Risk Factors

Viral gastroenteritis is more common in children and child care centers and in older adults in nursing homes.

Risk factors for viral gastroenteritis include group settings, such as:

  • Cruise ships
  • College dormitories
  • Campgrounds



The symptoms of viral gastroenteritis usually begin between 1-2 days after you’re exposed to the virus. The illness usually lasts 1-2 days, but it can rarely last for up to 10 days.

Symptoms may include:

  • Watery diarrhea
  • Nausea
  • Vomiting
  • Abdominal cramps
  • Fever
  • Muscle aches
  • Headache

Vomiting and diarrhea can lead to dehydration (losing more water than you take in), especially in children.


You will be asked about your symptoms and medical history. A physical exam will be done. Your doctor may also order a stool culture. This test looks for bacteria in a stool sample, which would indicate a different type of illness.



There is no specific medical treatment for viral gastroenteritis. Antibiotics are not helpful for infections caused by a virus. However, there are a number of things you can do to be more comfortable and avoid dehydration.

  • Fluids—It is important to drink fluids to replace those you’ve lost when sick. Take small sips of water, suck on ice chips, or drink clear soda or noncaffeinated sports drinks. Give your child an oral rehydration solution (such as Pedialyte) instead of water.
  • Diet—Gradually begin to eat bland foods, such as toast, crackers, bananas, rice, chicken, and potatoes. Avoid dairy products, caffeine, fatty foods, and spicy foods until you’re feeling better. If you’re breastfeeding an infant who is sick, continue to breastfeed. If your baby is bottle-fed, give him or her oral rehydration solution or formula.
  • Rest—Make sure you get enough rest while you’re sick and when you’re recovering. If your child is sick, make sure he or she gets plenty of rest.

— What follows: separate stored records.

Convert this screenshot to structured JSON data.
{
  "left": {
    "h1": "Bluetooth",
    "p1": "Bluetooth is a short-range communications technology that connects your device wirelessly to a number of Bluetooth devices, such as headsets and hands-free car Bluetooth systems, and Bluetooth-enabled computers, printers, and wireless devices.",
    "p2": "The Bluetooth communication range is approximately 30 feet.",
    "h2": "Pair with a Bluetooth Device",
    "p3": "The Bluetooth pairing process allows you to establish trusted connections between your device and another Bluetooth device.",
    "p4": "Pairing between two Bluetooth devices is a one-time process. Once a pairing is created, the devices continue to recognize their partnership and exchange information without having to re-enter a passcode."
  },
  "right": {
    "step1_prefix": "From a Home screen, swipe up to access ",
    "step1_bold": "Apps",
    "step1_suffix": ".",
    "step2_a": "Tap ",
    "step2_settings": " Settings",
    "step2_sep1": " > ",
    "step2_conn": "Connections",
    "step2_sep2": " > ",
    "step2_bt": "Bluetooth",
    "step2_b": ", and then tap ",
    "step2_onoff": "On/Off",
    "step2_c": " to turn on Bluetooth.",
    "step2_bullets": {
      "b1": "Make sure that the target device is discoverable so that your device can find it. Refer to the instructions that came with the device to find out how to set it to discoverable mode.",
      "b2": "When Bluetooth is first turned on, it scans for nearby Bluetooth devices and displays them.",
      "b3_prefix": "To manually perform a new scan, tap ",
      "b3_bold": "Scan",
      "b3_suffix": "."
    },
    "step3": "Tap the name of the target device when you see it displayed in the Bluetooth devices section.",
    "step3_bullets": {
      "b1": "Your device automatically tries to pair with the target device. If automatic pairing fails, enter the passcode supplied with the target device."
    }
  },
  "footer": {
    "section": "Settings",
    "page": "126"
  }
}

Call your doctor if you:

  • Can’t keep fluids down for 24 hours
  • Vomit blood
  • Have bloody diarrhea
  • Have a fever above 101 degrees Fahrenheit (98 degrees Celsius)
  • Vomit for more than 2 days
  • Have signs of dehydration:
    • Lightheadedness
    • Excessive thirst
    • Dry mouth
    • Dark urine
    • Little or no urine

Call your doctor if your child:

  • Is under 6 months of age
  • Has a fever of 102 degrees Fahrenheit (38.8 degrees Celsius) or higher
  • Seems tired or irritable
  • Has bloody diarrhea
  • Has stomach pain
  • Has signs of dehydration:
    • Unusual drowsiness
    • Dry lips and mouth
    • No tears when crying
    • Dark urine
    • Not urinating very much (for example, no wet diaper in 3 hours)
    • Feeling thirsty, but vomiting after drinking fluids


You can take several steps to prevent viral gastroenteritis:

  • If possible, avoid contact with people who have the condition.
  • Always wash your hands thoroughly. Use warm water and soap, rub vigorously, and rinse well.
  • Help your children wash their hands thoroughly.
  • Use bleach to disinfect contaminated surfaces in your home (toilet, sink faucet in bathroom).
  • Don’t share personal items, such as toothbrush, towels, and drinking glasses.
  • Take special care when traveling to countries that are more likely to have contaminated food and water. Only drink bottled water, avoid ice cubes, and don’t eat raw foods, including vegetables.

This content is reviewed regularly and is updated when new and relevant evidence is made available. This information is neither intended nor implied to be a substitute for professional medical advice. Always seek the advice of your physician or other qualified health provider prior to starting any new treatment or with questions regarding a medical condition.

Edits to original content made by Denver Health.

a (Stomach Flu; Stomach Bug)


Family Doctor—American Academy of Family Physicians 

Centers for Disease Control and Prevention 


Alberta Health 

HealthLink BC 


Norovirus. Centers for Disease Control and Prevention website. Available at: Accessed December 18, 2014.

Norovirus infection. EBSCO DynaMed Plus website. Available at: . Updated April 16, 2016. Accessed September 29, 2016.